It may be a little early to write the obituary for Japan’s IR policy, but additional evidence was presented this past week about what could already be described as the biggest flaw in the design of the Japan IR regulation—the short periods that IR licenses will be valid.
This week Sega Sammy Holdings made it clear that it was no longer seeking an IR license of its own, instead shifting to a strategy of becoming a minority shareholder supporting an operator that had better ability to draw Chinese customers.
The company statement added, “We consider the law related to the development of IR as the big concern. Since the guarantee of business duration term is not stable under this law, financing may become a tough condition so we judged that it would be better to control risks to some extent and aim at appropriate returns.”
It was clear what Sega Sammy meant, as other operators have been grumbling about the same issue for some time.
According to the current legal framework, an IR license will be valid for an initial ten years, and thereafter the re-approval process will be conducted on five-year intervals.
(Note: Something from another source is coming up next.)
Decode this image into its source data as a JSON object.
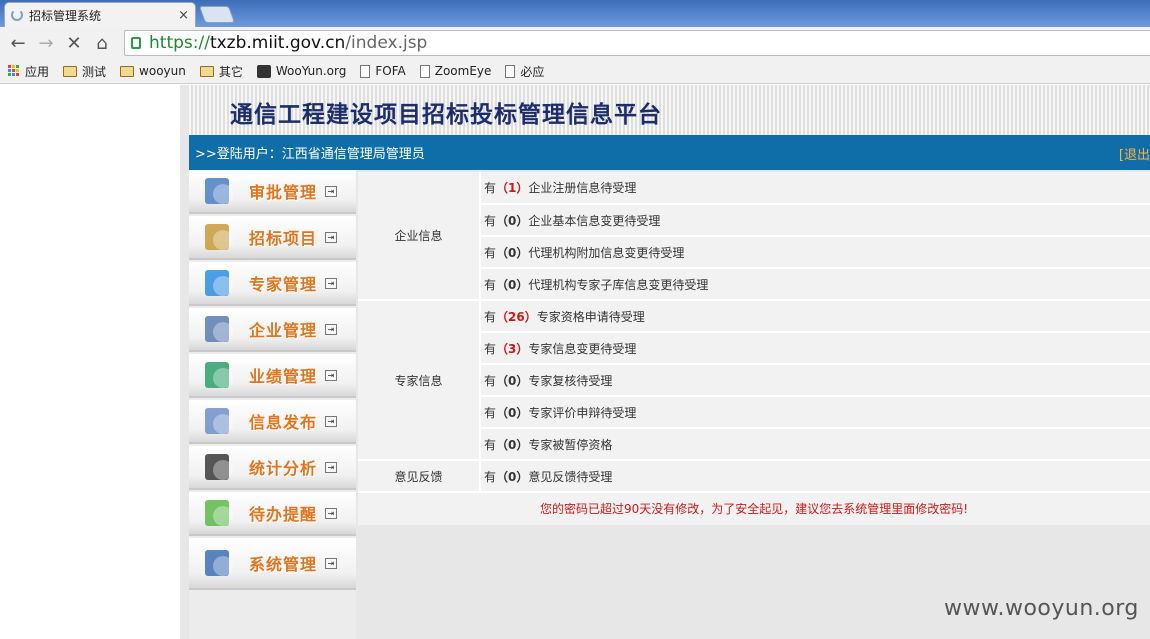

International IR operators looked askance at this condition from the time it was first revealed, but perhaps a few years ago they were still dazzled by the underlying potential of the Japanese market and may have had their heads filled with exaggerated notions about the competence of Japanese government authorities.
But now several years have passed, the operators focused their attention on their Japan bids, and they have begun to see for themselves the messier realities of Japanese policy and politics. In other words, as they have learned more about how Japan is actually governed, there has been a process of disillusionment.
Armed with the new knowledge, they have come to realize that all it will take is an election or two to go the wrong way and it becomes a real prospect that ten years is all that they’ll get on their IR licenses.
That could easily mean that if they move forward with their original visions of building a US$10 billion IR in the Kanto or Kansai, they might have only a few years to recoup their investment—much too short a time. Thus the risks of Japanese market now look steeper than the benefits.
Of course, it is not just the IR operators who are nervous about the short licensing period. The bankers and financiers also have a wary eye on this condition. This makes them less willing to lend large sums for IR development, and even when they are willing to do so it will be on less favorable terms.
The initial concessions in Macau, it should be noted, were for twenty years, and this helped convince the six concessionaires that it was in their interests to invest huge amounts of money in the territory.
It may be this short and unstable licensing period—as cited by Sega Sammy—which is the single biggest regulatory factor by which the Japanese government undermined its own vision of hosting the world’s largest and most splendid IRs. (AGB Nippon / AGB Nippon – JP)